#### Exercise requirements
The pictures are to be left out when the listing below is reproduced word for word.

#### Input
════════════════════

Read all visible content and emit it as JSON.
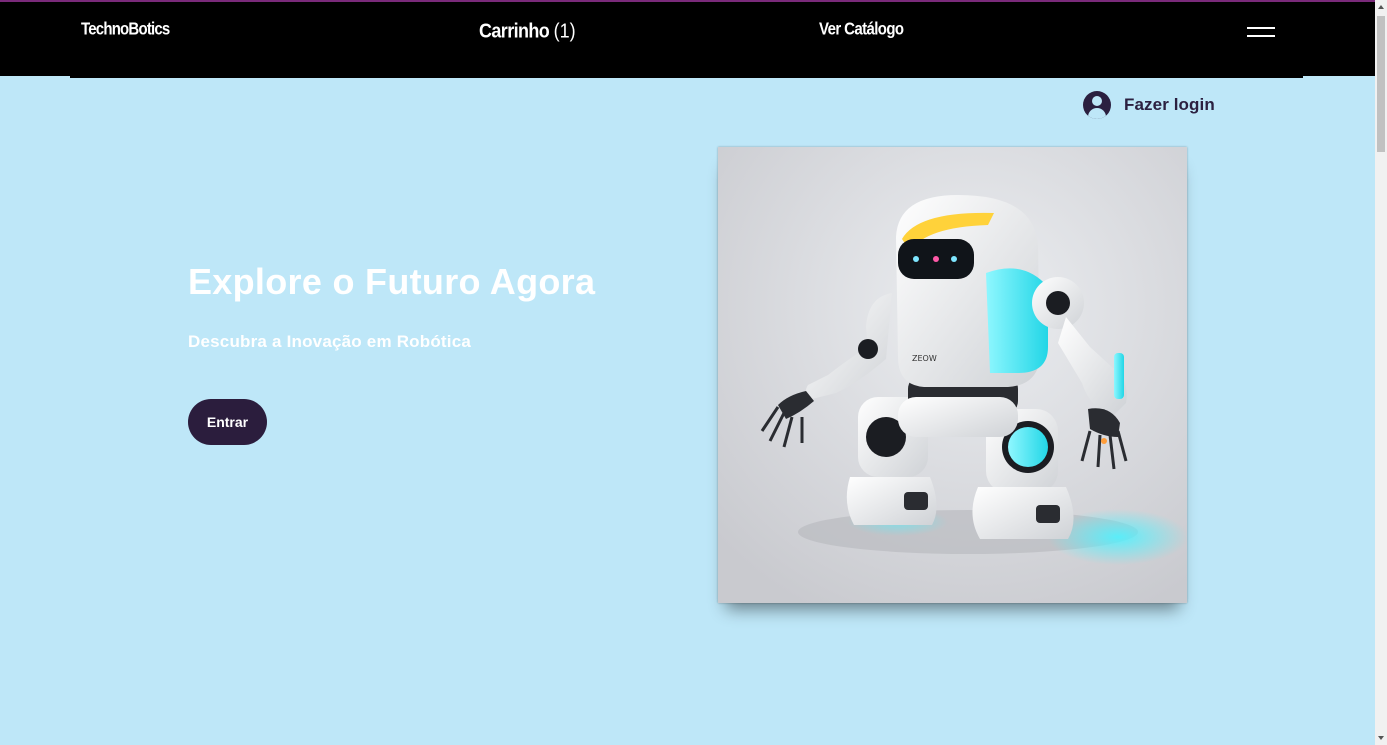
{
  "header": {
    "logo": "TechnoBotics",
    "cart_label": "Carrinho",
    "cart_count": "(1)",
    "catalog_label": "Ver Catálogo",
    "menu_icon": "hamburger-menu-icon"
  },
  "account": {
    "login_label": "Fazer login",
    "icon": "user-avatar-icon"
  },
  "hero": {
    "title": "Explore o Futuro Agora",
    "subtitle": "Descubra a Inovação em Robótica",
    "button_label": "Entrar",
    "image_label": "ZEOW"
  },
  "colors": {
    "background": "#bee7f8",
    "header": "#000000",
    "button": "#2b1d3d",
    "accent_cyan": "#3ee6f0",
    "accent_yellow": "#ffd23a"
  }
}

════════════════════

#### Finished task
Read all visible content and emit it as JSON.
{
  "header": {
    "logo": "TechnoBotics",
    "cart_label": "Carrinho",
    "cart_count": "(1)",
    "catalog_label": "Ver Catálogo",
    "menu_icon": "hamburger-menu-icon"
  },
  "account": {
    "login_label": "Fazer login",
    "icon": "user-avatar-icon"
  },
  "hero": {
    "title": "Explore o Futuro Agora",
    "subtitle": "Descubra a Inovação em Robótica",
    "button_label": "Entrar",
    "image_label": "ZEOW"
  },
  "colors": {
    "background": "#bee7f8",
    "header": "#000000",
    "button": "#2b1d3d",
    "accent_cyan": "#3ee6f0",
    "accent_yellow": "#ffd23a"
  }
}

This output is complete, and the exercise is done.